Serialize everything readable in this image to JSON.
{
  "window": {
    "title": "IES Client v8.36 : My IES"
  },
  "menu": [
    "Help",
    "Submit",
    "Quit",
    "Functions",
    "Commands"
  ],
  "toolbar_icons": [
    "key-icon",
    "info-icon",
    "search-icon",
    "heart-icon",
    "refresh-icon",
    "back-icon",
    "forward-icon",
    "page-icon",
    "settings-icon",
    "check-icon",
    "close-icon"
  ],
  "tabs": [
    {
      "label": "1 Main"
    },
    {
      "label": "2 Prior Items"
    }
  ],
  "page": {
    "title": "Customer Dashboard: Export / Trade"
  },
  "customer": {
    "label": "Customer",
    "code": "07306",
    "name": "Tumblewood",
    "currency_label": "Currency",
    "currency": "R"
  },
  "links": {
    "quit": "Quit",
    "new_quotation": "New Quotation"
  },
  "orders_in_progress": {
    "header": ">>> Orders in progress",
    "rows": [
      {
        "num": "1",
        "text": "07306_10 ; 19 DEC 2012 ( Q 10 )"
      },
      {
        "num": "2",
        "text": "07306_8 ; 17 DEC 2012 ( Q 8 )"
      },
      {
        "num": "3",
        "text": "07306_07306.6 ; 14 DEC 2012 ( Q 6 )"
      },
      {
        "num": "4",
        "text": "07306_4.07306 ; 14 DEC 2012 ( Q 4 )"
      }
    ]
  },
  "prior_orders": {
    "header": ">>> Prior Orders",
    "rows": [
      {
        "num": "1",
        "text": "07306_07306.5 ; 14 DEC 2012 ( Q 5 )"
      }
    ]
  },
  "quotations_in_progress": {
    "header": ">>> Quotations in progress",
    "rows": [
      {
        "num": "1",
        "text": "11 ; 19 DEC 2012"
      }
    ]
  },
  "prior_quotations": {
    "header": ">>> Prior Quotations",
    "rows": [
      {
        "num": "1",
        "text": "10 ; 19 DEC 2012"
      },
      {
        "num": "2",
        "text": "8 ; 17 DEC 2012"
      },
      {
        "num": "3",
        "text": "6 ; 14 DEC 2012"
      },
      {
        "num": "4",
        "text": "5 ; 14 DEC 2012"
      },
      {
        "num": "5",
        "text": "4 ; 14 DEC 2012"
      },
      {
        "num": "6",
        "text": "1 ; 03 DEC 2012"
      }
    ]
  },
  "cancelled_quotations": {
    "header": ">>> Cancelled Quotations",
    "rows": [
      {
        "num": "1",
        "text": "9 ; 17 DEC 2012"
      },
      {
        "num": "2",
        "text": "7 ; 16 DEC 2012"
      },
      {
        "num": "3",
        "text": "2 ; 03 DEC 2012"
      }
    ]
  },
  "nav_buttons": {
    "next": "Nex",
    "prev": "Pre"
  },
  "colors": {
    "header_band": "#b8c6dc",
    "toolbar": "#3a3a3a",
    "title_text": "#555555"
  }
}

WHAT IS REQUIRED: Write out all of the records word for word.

FINAL ANSWER:
Serialize everything readable in this image to JSON.
{
  "window": {
    "title": "IES Client v8.36 : My IES"
  },
  "menu": [
    "Help",
    "Submit",
    "Quit",
    "Functions",
    "Commands"
  ],
  "toolbar_icons": [
    "key-icon",
    "info-icon",
    "search-icon",
    "heart-icon",
    "refresh-icon",
    "back-icon",
    "forward-icon",
    "page-icon",
    "settings-icon",
    "check-icon",
    "close-icon"
  ],
  "tabs": [
    {
      "label": "1 Main"
    },
    {
      "label": "2 Prior Items"
    }
  ],
  "page": {
    "title": "Customer Dashboard: Export / Trade"
  },
  "customer": {
    "label": "Customer",
    "code": "07306",
    "name": "Tumblewood",
    "currency_label": "Currency",
    "currency": "R"
  },
  "links": {
    "quit": "Quit",
    "new_quotation": "New Quotation"
  },
  "orders_in_progress": {
    "header": ">>> Orders in progress",
    "rows": [
      {
        "num": "1",
        "text": "07306_10 ; 19 DEC 2012 ( Q 10 )"
      },
      {
        "num": "2",
        "text": "07306_8 ; 17 DEC 2012 ( Q 8 )"
      },
      {
        "num": "3",
        "text": "07306_07306.6 ; 14 DEC 2012 ( Q 6 )"
      },
      {
        "num": "4",
        "text": "07306_4.07306 ; 14 DEC 2012 ( Q 4 )"
      }
    ]
  },
  "prior_orders": {
    "header": ">>> Prior Orders",
    "rows": [
      {
        "num": "1",
        "text": "07306_07306.5 ; 14 DEC 2012 ( Q 5 )"
      }
    ]
  },
  "quotations_in_progress": {
    "header": ">>> Quotations in progress",
    "rows": [
      {
        "num": "1",
        "text": "11 ; 19 DEC 2012"
      }
    ]
  },
  "prior_quotations": {
    "header": ">>> Prior Quotations",
    "rows": [
      {
        "num": "1",
        "text": "10 ; 19 DEC 2012"
      },
      {
        "num": "2",
        "text": "8 ; 17 DEC 2012"
      },
      {
        "num": "3",
        "text": "6 ; 14 DEC 2012"
      },
      {
        "num": "4",
        "text": "5 ; 14 DEC 2012"
      },
      {
        "num": "5",
        "text": "4 ; 14 DEC 2012"
      },
      {
        "num": "6",
        "text": "1 ; 03 DEC 2012"
      }
    ]
  },
  "cancelled_quotations": {
    "header": ">>> Cancelled Quotations",
    "rows": [
      {
        "num": "1",
        "text": "9 ; 17 DEC 2012"
      },
      {
        "num": "2",
        "text": "7 ; 16 DEC 2012"
      },
      {
        "num": "3",
        "text": "2 ; 03 DEC 2012"
      }
    ]
  },
  "nav_buttons": {
    "next": "Nex",
    "prev": "Pre"
  },
  "colors": {
    "header_band": "#b8c6dc",
    "toolbar": "#3a3a3a",
    "title_text": "#555555"
  }
}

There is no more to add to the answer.